● **Supplied material**:
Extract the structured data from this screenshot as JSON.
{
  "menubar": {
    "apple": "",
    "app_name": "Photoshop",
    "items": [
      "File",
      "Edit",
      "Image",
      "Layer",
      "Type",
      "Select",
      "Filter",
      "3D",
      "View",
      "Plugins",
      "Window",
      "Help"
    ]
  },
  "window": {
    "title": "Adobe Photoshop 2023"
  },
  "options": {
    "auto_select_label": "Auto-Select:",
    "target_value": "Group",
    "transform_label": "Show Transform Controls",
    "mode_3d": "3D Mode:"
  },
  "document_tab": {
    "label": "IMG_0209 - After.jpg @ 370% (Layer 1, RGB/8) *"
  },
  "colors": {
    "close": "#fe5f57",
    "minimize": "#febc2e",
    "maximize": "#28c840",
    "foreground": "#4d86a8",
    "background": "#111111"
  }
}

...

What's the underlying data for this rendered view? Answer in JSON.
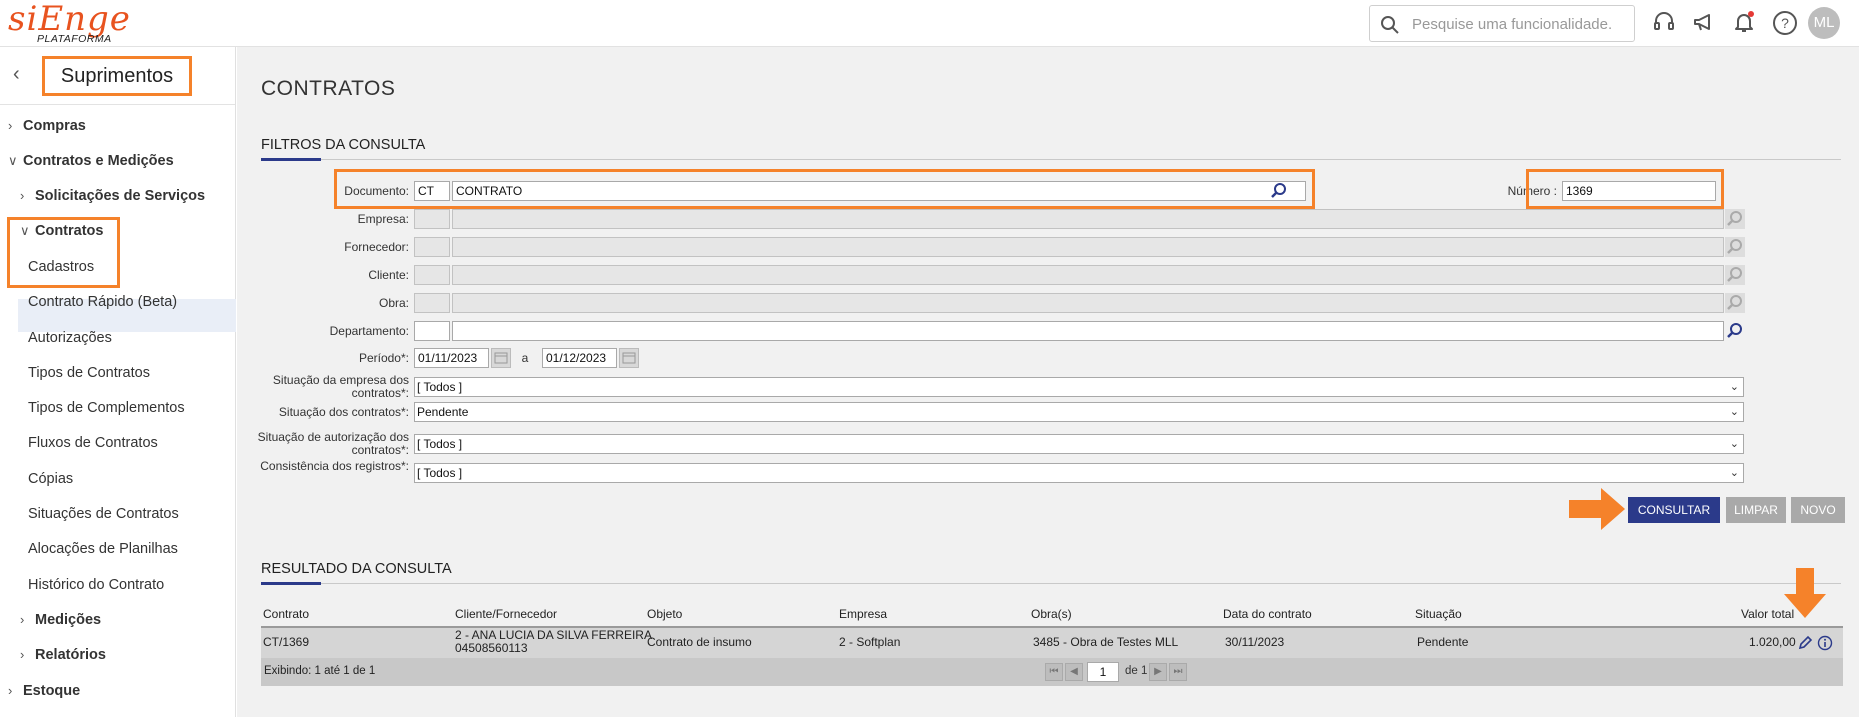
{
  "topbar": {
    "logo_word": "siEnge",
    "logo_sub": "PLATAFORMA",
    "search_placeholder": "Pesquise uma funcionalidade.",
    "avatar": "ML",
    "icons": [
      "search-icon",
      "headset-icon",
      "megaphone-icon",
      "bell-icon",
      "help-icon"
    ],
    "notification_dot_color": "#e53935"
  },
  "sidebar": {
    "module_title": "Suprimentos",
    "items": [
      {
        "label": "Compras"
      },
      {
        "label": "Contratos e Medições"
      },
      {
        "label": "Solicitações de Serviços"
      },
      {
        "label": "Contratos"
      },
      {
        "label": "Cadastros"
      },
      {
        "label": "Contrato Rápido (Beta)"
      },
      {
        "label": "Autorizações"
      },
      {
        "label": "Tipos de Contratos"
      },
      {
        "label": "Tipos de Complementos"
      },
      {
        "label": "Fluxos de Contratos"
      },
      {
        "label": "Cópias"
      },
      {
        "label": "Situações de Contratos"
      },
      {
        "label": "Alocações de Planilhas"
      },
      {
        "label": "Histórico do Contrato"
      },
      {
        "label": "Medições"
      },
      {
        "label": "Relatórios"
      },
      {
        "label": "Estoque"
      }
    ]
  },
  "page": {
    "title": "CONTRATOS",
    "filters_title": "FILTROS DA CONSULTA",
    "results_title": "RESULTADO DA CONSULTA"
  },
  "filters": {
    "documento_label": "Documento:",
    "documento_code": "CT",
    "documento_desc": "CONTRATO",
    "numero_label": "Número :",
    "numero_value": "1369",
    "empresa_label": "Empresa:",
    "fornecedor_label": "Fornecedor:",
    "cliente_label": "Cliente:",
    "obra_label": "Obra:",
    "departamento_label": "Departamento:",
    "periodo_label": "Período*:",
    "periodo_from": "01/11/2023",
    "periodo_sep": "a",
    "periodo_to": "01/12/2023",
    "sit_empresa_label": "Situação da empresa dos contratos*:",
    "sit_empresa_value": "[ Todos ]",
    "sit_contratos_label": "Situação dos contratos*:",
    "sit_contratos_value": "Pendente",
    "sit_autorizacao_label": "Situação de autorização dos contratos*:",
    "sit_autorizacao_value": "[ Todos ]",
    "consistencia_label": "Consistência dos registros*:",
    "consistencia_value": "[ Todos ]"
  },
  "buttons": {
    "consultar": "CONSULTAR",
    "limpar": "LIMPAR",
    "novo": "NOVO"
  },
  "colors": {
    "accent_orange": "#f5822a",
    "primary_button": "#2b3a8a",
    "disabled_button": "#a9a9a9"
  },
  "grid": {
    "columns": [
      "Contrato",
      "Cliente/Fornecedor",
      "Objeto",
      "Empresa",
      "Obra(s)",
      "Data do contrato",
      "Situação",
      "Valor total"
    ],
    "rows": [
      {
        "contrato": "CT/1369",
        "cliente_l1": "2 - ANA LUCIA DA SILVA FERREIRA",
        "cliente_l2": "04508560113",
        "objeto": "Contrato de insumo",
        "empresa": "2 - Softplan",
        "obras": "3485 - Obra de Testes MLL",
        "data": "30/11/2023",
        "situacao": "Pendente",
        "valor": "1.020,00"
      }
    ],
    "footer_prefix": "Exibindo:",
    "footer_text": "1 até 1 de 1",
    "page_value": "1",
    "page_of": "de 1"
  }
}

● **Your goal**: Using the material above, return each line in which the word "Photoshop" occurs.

● **Final answer**:
    "app_name": "Photoshop",
    "title": "Adobe Photoshop 2023"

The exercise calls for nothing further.